## [What the exercise asks]
Word for word, reproduce every line of the data below.

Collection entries

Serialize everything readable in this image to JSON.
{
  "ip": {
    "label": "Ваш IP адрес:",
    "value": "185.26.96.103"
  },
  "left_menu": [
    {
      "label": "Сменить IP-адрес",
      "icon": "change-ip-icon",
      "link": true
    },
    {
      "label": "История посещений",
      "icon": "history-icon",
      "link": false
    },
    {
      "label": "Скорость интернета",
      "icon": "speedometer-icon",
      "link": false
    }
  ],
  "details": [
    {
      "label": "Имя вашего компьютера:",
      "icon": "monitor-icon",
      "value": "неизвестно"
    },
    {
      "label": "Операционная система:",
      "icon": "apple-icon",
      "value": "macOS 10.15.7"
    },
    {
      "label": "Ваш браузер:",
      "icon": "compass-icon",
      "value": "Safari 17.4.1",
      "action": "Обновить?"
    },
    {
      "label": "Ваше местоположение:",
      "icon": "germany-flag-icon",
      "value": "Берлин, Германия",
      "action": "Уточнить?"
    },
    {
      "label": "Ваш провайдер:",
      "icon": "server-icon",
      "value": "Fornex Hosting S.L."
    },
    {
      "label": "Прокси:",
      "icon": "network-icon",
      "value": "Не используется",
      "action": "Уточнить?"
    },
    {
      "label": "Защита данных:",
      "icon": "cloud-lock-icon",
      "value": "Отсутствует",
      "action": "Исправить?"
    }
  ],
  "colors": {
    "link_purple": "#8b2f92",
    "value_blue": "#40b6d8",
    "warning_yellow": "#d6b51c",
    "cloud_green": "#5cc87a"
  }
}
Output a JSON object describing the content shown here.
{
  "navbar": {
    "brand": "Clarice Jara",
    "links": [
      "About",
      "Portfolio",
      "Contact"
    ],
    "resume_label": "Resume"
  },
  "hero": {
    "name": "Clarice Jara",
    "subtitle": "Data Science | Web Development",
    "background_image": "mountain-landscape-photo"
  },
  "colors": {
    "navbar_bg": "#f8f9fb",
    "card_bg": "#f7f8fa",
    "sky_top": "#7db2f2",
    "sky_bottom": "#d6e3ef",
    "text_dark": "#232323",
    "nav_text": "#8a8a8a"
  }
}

## [Answer below]
Serialize everything readable in this image to JSON.
{
  "ip": {
    "label": "Ваш IP адрес:",
    "value": "185.26.96.103"
  },
  "left_menu": [
    {
      "label": "Сменить IP-адрес",
      "icon": "change-ip-icon",
      "link": true
    },
    {
      "label": "История посещений",
      "icon": "history-icon",
      "link": false
    },
    {
      "label": "Скорость интернета",
      "icon": "speedometer-icon",
      "link": false
    }
  ],
  "details": [
    {
      "label": "Имя вашего компьютера:",
      "icon": "monitor-icon",
      "value": "неизвестно"
    },
    {
      "label": "Операционная система:",
      "icon": "apple-icon",
      "value": "macOS 10.15.7"
    },
    {
      "label": "Ваш браузер:",
      "icon": "compass-icon",
      "value": "Safari 17.4.1",
      "action": "Обновить?"
    },
    {
      "label": "Ваше местоположение:",
      "icon": "germany-flag-icon",
      "value": "Берлин, Германия",
      "action": "Уточнить?"
    },
    {
      "label": "Ваш провайдер:",
      "icon": "server-icon",
      "value": "Fornex Hosting S.L."
    },
    {
      "label": "Прокси:",
      "icon": "network-icon",
      "value": "Не используется",
      "action": "Уточнить?"
    },
    {
      "label": "Защита данных:",
      "icon": "cloud-lock-icon",
      "value": "Отсутствует",
      "action": "Исправить?"
    }
  ],
  "colors": {
    "link_purple": "#8b2f92",
    "value_blue": "#40b6d8",
    "warning_yellow": "#d6b51c",
    "cloud_green": "#5cc87a"
  }
}
Output a JSON object describing the content shown here.
{
  "navbar": {
    "brand": "Clarice Jara",
    "links": [
      "About",
      "Portfolio",
      "Contact"
    ],
    "resume_label": "Resume"
  },
  "hero": {
    "name": "Clarice Jara",
    "subtitle": "Data Science | Web Development",
    "background_image": "mountain-landscape-photo"
  },
  "colors": {
    "navbar_bg": "#f8f9fb",
    "card_bg": "#f7f8fa",
    "sky_top": "#7db2f2",
    "sky_bottom": "#d6e3ef",
    "text_dark": "#232323",
    "nav_text": "#8a8a8a"
  }
}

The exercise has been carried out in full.